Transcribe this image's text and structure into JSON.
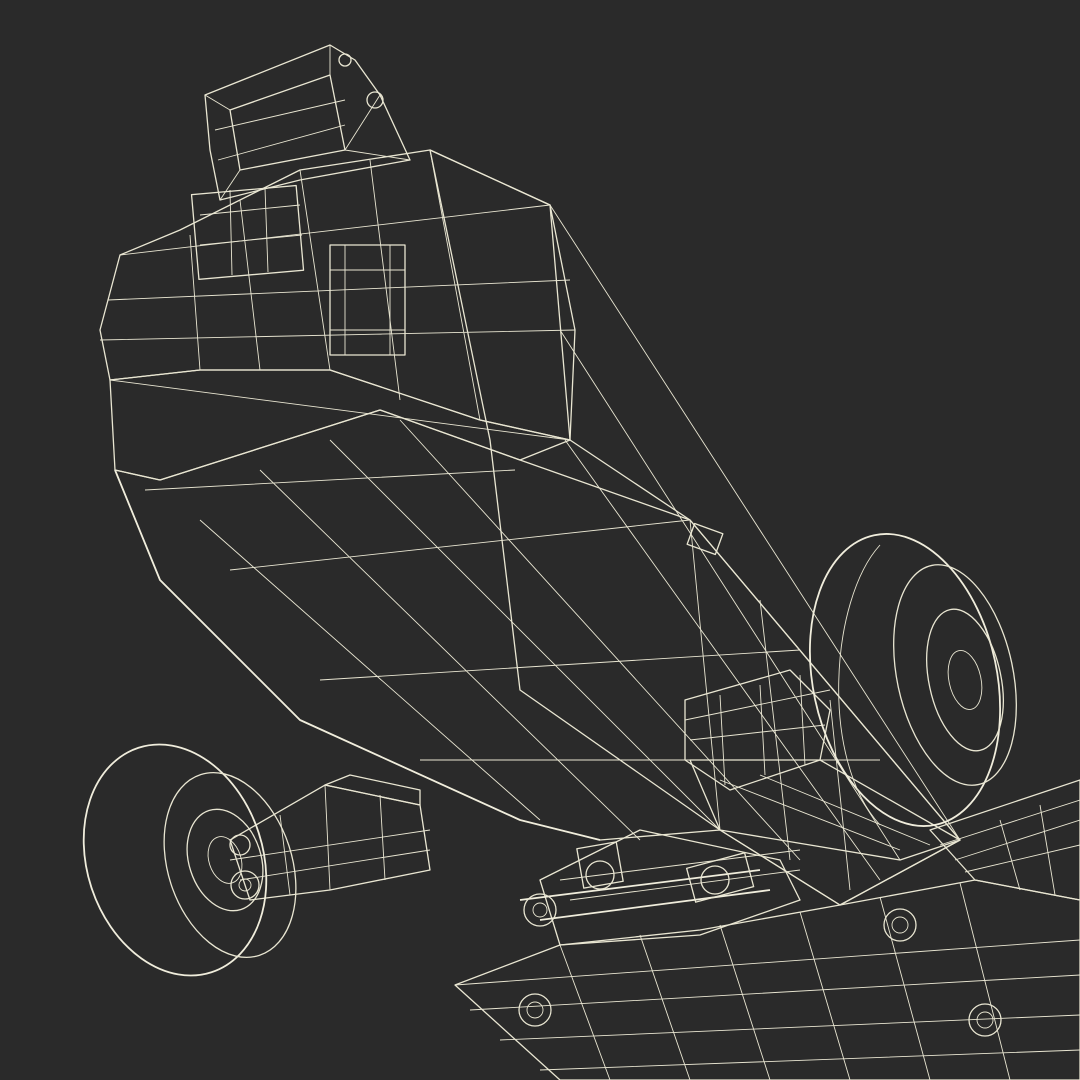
{
  "scene": {
    "caption": "",
    "colors": {
      "background": "#2a2a2a",
      "body_fill": "#7c7b70",
      "body_shade": "#6c6b61",
      "underside_fill": "#6f6e64",
      "tire_fill": "#4a4a43",
      "rim_fill": "#55544c",
      "wire": "#e9e6d2"
    },
    "objects": [
      "main-body",
      "top-bracket",
      "right-wheel",
      "left-wheel",
      "left-axle-arm",
      "right-axle-arm",
      "base-frame",
      "center-linkage"
    ]
  }
}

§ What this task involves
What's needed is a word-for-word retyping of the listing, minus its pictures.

§ Answer section
Transcribe this image's text and structure into JSON.
{
  "scene": {
    "caption": "",
    "colors": {
      "background": "#2a2a2a",
      "body_fill": "#7c7b70",
      "body_shade": "#6c6b61",
      "underside_fill": "#6f6e64",
      "tire_fill": "#4a4a43",
      "rim_fill": "#55544c",
      "wire": "#e9e6d2"
    },
    "objects": [
      "main-body",
      "top-bracket",
      "right-wheel",
      "left-wheel",
      "left-axle-arm",
      "right-axle-arm",
      "base-frame",
      "center-linkage"
    ]
  }
}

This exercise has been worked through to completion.